What it is:
How it works/Example:
A currency's value is fluctuating all the time. Sometimes you can buy more with a certain amount of currency, and sometimes you can buy less.
For example, if you needed 100 dollar bills to buy a gold coin yesterday, but today you need 110 dollar bills, the dollar is a weakening currency.
Currency value is relative. A country with a strong economy tends to have a strong currency.
It helps to remember that currency is a commodity, like orange juice or pork bellies. When you exchange your dollars for Yen, for example, you're "selling" your dollars and "buying" Yen the same way you would be if you were "selling" your dollars and "buying" orange juice.
Currency, like every asset, is ruled by supply and demand. When demand for something goes up, the price goes up, too. So in our case, if everybody is trying to "buy" Yen (that is, convert their currencies into Yen), the price of Yen is going to go up and Yen will be described as a strong currency. Since the price for Yen is going up, you need more dollars to "buy" the same amount of Yen. Yen is the strong currency, and the dollar is the weak currency.
Why it matters:
For everyday items -- think clothes, electronics and auto parts -- if it's cheaper to buy imports, people usually will. So, as you can guess, when the dollar weakens (that is, when American-made stuff gets relatively cheaper), American exports tend to increase. The opposite is also true -- when the value of the dollar rises, American-made products are harder for U.S. exporters to sell overseas.

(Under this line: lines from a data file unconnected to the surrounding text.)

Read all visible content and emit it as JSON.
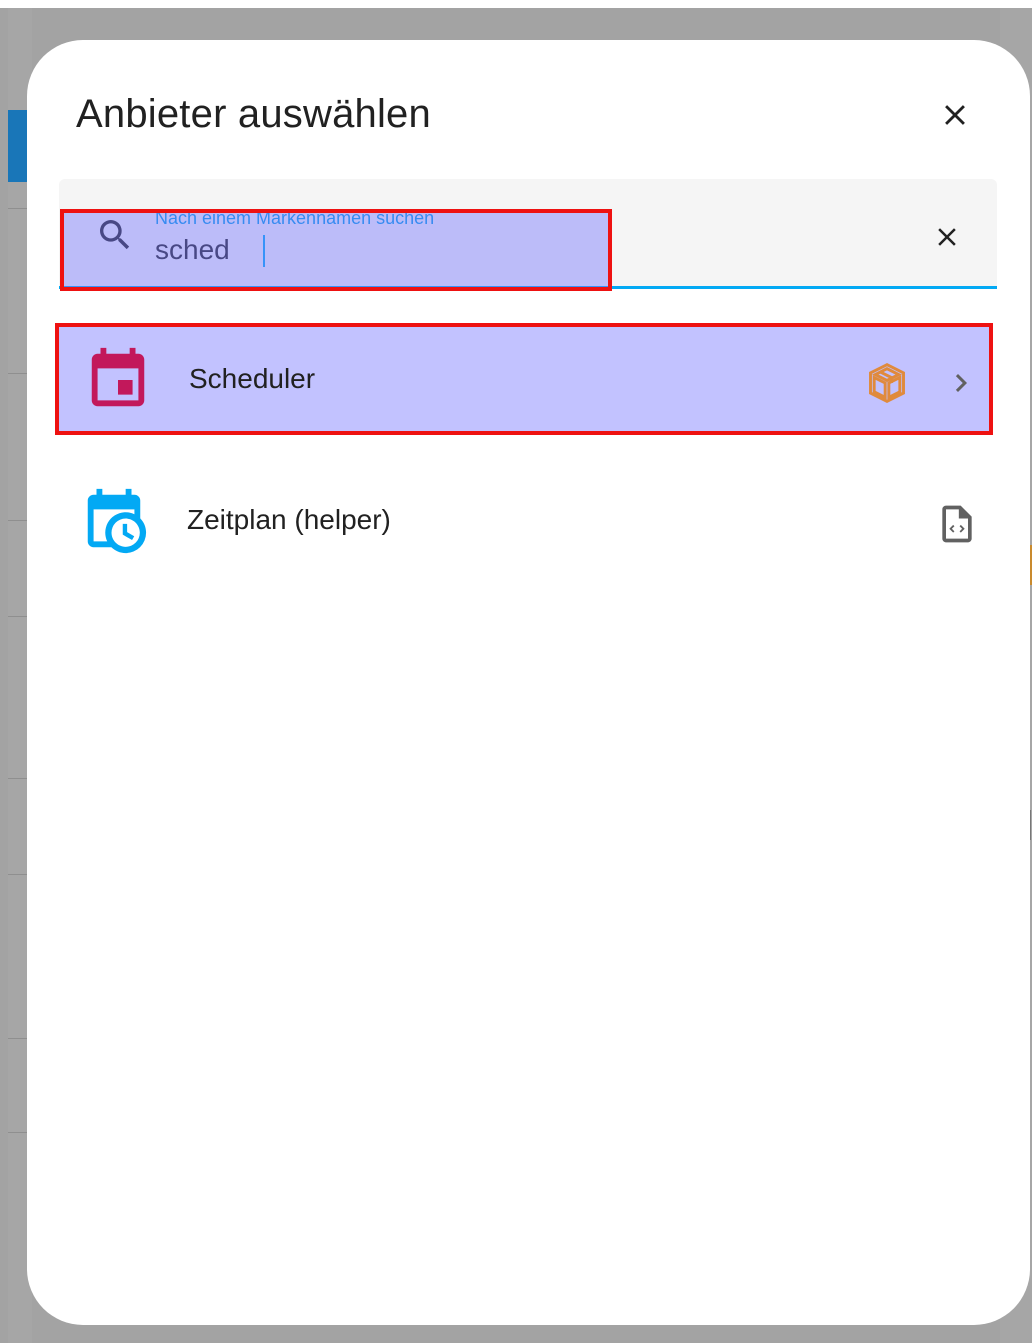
{
  "dialog": {
    "title": "Anbieter auswählen",
    "close_icon": "close-icon"
  },
  "search": {
    "label": "Nach einem Markennamen suchen",
    "value": "sched",
    "icon": "search-icon",
    "clear_icon": "clear-icon"
  },
  "results": [
    {
      "label": "Scheduler",
      "icon": "calendar-icon",
      "icon_color": "#c2185b",
      "badge_icon": "package-icon",
      "badge_color": "#e08a3c",
      "trailing_icon": "chevron-right-icon",
      "highlighted": true
    },
    {
      "label": "Zeitplan (helper)",
      "icon": "calendar-clock-icon",
      "icon_color": "#03a9f4",
      "badge_icon": "code-file-icon",
      "badge_color": "#616161",
      "highlighted": false
    }
  ],
  "colors": {
    "accent": "#03a9f4",
    "highlight_border": "#ee1111",
    "highlight_fill": "rgba(120,120,255,0.45)"
  }
}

Currencies are always fluctuating relative to each other, and some investors trade currencies like others trade stocks. If you can figure out what will make the price of a particular currency weaken, you're in a position to make a lot of money.